HOUSE OF COMMONS.
! SATURDAY, JUNE II. The Usher of the Black Rod desired the immediate attente ance of the House in the House of Peers, to hear the Royal Affent given by commiflion to several public and private bills
The Speaker, attended by feveral Members, accordingly proceeded to the Upper House
A meflage from the Lords inform the House their Lord. fhips had agreed to the bill for prote&ting the irade of the Unied Kingdom during the war with France; and the Scotch emigrant bill.
Mr. Vanlittart gave notice, that on Monday his right hon, Friend, the Chancellor of the Exchequer, would, in the Committee of Supply, bring forward a plan for consolidating the duties of Excife-and at the same rime it was his inien. tion to move for leave to bring in a bill for encouraging foreign seamen to enter into ihe navad service of this country.
The Houfe resolved itself into a Committee on that part of his Majesty's speech of the 230 November, which related to the accominodation and faciliiics to be afforded 10 Irade.
Mr. l'anfittart observed, that the Committee must be aware that there were certain articles which could be regulared by the Committee on the bill, without a previous Com. millee. At present, he had only two articles with which he should trouble the Committee; they related to imporis from the Ealt Indiesthe one was China-ware, and ihe other opium. It was proposed to augment the duties upon those articles. With regard to opium, it was suspected that it began to be used for the purpose of adulteraring beer. It was even said that, in consequence of ihe prohibition of opium in China, it was likely to becoine an article of speculation in this country. He proposed an adetitional dury of 8ol. on every cool. real value of China-ware, imported into this country by the East-india Company- and on every pound of opium imported, an addisional dury of 55. with a drawback of 6s, on exportation, and a duty of 12s. 6d. 3 every pound of opium imported from the Levant, not the place of its natural growth, with a drawback of 7s. on expor
lo was pro

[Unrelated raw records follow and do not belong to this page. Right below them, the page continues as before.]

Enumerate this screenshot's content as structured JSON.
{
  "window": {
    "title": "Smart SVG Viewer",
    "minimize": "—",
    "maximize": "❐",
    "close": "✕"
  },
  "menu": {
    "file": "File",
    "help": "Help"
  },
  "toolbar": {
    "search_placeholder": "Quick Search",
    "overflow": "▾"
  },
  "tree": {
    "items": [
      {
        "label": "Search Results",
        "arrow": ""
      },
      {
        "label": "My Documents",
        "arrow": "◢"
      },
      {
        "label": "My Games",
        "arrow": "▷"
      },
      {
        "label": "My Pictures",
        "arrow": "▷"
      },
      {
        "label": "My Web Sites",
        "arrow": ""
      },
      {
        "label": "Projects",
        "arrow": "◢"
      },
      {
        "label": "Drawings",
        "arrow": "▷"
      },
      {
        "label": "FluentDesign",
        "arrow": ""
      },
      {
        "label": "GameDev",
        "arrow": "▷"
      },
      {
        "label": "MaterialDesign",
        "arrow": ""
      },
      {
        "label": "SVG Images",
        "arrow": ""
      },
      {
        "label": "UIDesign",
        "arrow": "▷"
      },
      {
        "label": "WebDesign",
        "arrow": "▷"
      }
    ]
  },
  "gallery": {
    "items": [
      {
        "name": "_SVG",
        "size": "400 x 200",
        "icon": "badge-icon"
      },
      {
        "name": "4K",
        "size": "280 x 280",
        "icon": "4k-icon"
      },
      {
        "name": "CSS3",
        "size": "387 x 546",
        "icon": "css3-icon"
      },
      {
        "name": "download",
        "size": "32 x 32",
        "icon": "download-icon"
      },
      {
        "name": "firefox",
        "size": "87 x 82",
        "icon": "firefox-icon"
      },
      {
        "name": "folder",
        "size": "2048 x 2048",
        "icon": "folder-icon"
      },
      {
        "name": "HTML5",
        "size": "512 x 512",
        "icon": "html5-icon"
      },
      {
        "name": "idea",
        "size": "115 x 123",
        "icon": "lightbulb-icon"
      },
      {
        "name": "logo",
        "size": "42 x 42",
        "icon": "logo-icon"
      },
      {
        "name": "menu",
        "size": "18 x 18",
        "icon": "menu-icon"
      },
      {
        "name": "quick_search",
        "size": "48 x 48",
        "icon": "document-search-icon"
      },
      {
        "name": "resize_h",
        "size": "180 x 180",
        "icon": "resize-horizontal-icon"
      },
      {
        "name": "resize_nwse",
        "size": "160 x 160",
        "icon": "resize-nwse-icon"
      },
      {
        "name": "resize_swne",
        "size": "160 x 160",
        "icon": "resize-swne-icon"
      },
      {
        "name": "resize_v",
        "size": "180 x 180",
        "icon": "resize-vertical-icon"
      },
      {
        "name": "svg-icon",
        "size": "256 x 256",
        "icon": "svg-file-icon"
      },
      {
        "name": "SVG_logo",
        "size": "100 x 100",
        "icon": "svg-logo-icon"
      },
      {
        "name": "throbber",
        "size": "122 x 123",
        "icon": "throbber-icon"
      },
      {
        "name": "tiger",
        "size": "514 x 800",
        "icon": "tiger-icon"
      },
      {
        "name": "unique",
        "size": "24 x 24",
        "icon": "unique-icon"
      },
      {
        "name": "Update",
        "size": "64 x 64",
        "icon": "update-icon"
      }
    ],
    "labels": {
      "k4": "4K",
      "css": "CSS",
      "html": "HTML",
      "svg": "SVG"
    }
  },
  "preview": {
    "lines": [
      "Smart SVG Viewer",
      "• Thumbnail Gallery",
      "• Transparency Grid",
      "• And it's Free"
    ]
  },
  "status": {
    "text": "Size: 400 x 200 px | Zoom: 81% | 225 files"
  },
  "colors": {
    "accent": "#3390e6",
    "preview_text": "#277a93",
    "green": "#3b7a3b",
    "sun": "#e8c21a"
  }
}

tarjon. He added, that in the bill which had passed last year, relative to brewers, every possible care had been taken to prevent the adulteration of that necessary article. vided, that every brewer, in whofe poffeffion any op uin fhould be found, thould pay a penalty of gool.
Mr. Pattison observed, thas the right hon Gentleman had brought forward a charge of a very serious nature against the brewers. He was connected with persons of great respecs tability in thai line, and he never had heard of such, a praca tice. He wished the right hon. Genıleinan would stale some fact--the characters of ihe brewers were al-Itake, if such an alleriion was suffered to pass current.

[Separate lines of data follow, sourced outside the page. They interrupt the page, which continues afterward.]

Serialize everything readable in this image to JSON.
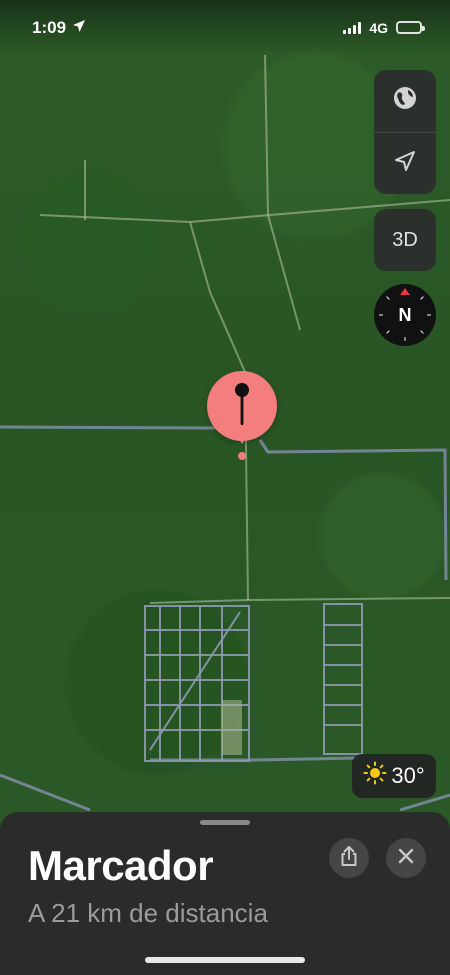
{
  "status_bar": {
    "time": "1:09",
    "network": "4G"
  },
  "map_controls": {
    "btn_3d": "3D",
    "compass_label": "N"
  },
  "weather": {
    "temp": "30°"
  },
  "place": {
    "title": "Marcador",
    "subtitle": "A 21 km de distancia"
  },
  "colors": {
    "pin": "#f47d7e",
    "sheet": "#2b2b2b",
    "battery": "#f6d22a",
    "compass_red": "#e23b3b"
  },
  "icons": [
    "location-arrow-icon",
    "signal-bars-icon",
    "battery-icon",
    "globe-icon",
    "navigation-arrow-icon",
    "compass-icon",
    "pin-icon",
    "sun-icon",
    "share-icon",
    "close-icon"
  ]
}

Mr. Vanhitart said, he was far frøm bringing a general charge. He did not wish to implicate those who were of the defcription the hon. Member had alluded to--but cerrainly, it was strongly suspected that the practice of ufing opium had commenced. It was highly necellary to check and prevent it.
Mr. Pattison said, he wilhed it was in his power to give an: infort.ation on the subject. He feared it would be very difficult to obtain any. Opium was a drug so easily recreted, that nothing was more eafy than to escape detection. --He felt much for those gentlemen who carried on business fairiy and honourably. Sure he was, there was no necesity for using destructive drugs on the contrary, it was inore particularly unpardonable at the present moment for the ingredients ufed in brewing were at a price which enabled the brewers not only to make a good and wholesome commodity, but to do so at a fair profit. He wilhed the penalty for ulirg opium, or oculus indicus, which was equally pernicious, was extended.
Mr. Panfittait said, the penalty was sopl. for using any etrug whatever.
Mr. Pastifon wished the penalty was 5,000l.
The resolutions were agreed to, and the report was ordered to be received on Monday.
The report of the aflessed tax bill was brought up, ore dered to be taken into further consideration on Monday se'n. night, and in the mean time printed.
The report of the assessed tax consolidation bill was brought vp, ordered to be taken into further conlideration on Monday Se'nnight, and in the mean time, printed. Mr. Alexander brought up the report of the Committee of